Give back exactly the lines from the one containing "Extract the structured" through the end of the records, including both, and no others.

'''

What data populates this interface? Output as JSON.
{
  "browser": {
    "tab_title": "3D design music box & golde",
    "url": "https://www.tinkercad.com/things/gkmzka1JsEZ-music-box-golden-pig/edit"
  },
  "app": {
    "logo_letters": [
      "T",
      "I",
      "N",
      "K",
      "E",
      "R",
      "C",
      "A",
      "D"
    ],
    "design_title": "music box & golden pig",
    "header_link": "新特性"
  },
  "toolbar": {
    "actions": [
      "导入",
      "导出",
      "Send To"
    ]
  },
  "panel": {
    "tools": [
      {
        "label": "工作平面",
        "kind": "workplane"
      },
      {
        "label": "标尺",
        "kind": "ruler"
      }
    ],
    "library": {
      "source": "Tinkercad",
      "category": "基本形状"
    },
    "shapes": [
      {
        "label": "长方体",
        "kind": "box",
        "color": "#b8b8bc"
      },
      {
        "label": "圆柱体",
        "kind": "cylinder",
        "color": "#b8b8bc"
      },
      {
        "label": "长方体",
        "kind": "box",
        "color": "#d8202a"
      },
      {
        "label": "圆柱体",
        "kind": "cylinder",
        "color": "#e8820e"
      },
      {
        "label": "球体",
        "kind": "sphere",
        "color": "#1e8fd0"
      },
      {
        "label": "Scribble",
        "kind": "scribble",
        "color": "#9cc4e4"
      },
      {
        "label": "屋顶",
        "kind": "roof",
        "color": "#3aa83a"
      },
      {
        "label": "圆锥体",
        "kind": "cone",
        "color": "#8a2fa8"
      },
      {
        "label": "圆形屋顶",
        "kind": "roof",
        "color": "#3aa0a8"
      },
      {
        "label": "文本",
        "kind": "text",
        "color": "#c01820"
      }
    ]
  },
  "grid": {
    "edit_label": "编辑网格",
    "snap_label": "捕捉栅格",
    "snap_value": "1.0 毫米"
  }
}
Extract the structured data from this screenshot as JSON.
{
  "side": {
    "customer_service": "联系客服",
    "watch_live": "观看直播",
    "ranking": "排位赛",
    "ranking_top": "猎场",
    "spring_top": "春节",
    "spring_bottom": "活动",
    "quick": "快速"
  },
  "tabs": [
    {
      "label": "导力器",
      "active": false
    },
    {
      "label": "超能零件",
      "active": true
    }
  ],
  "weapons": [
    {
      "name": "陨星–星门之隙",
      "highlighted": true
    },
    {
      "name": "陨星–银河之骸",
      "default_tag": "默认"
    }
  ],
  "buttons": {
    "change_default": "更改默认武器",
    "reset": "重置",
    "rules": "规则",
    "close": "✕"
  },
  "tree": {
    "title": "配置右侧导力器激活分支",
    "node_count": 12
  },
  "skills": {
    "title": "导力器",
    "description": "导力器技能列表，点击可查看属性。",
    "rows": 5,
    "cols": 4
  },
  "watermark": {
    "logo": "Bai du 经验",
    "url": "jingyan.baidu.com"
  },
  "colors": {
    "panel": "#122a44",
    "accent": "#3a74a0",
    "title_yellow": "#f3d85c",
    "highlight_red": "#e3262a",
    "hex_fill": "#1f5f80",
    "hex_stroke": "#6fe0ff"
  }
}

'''

» COMPLETED EXERCISE:
Extract the structured data from this screenshot as JSON.
{
  "side": {
    "customer_service": "联系客服",
    "watch_live": "观看直播",
    "ranking": "排位赛",
    "ranking_top": "猎场",
    "spring_top": "春节",
    "spring_bottom": "活动",
    "quick": "快速"
  },
  "tabs": [
    {
      "label": "导力器",
      "active": false
    },
    {
      "label": "超能零件",
      "active": true
    }
  ],
  "weapons": [
    {
      "name": "陨星–星门之隙",
      "highlighted": true
    },
    {
      "name": "陨星–银河之骸",
      "default_tag": "默认"
    }
  ],
  "buttons": {
    "change_default": "更改默认武器",
    "reset": "重置",
    "rules": "规则",
    "close": "✕"
  },
  "tree": {
    "title": "配置右侧导力器激活分支",
    "node_count": 12
  },
  "skills": {
    "title": "导力器",
    "description": "导力器技能列表，点击可查看属性。",
    "rows": 5,
    "cols": 4
  },
  "watermark": {
    "logo": "Bai du 经验",
    "url": "jingyan.baidu.com"
  },
  "colors": {
    "panel": "#122a44",
    "accent": "#3a74a0",
    "title_yellow": "#f3d85c",
    "highlight_red": "#e3262a",
    "hex_fill": "#1f5f80",
    "hex_stroke": "#6fe0ff"
  }
}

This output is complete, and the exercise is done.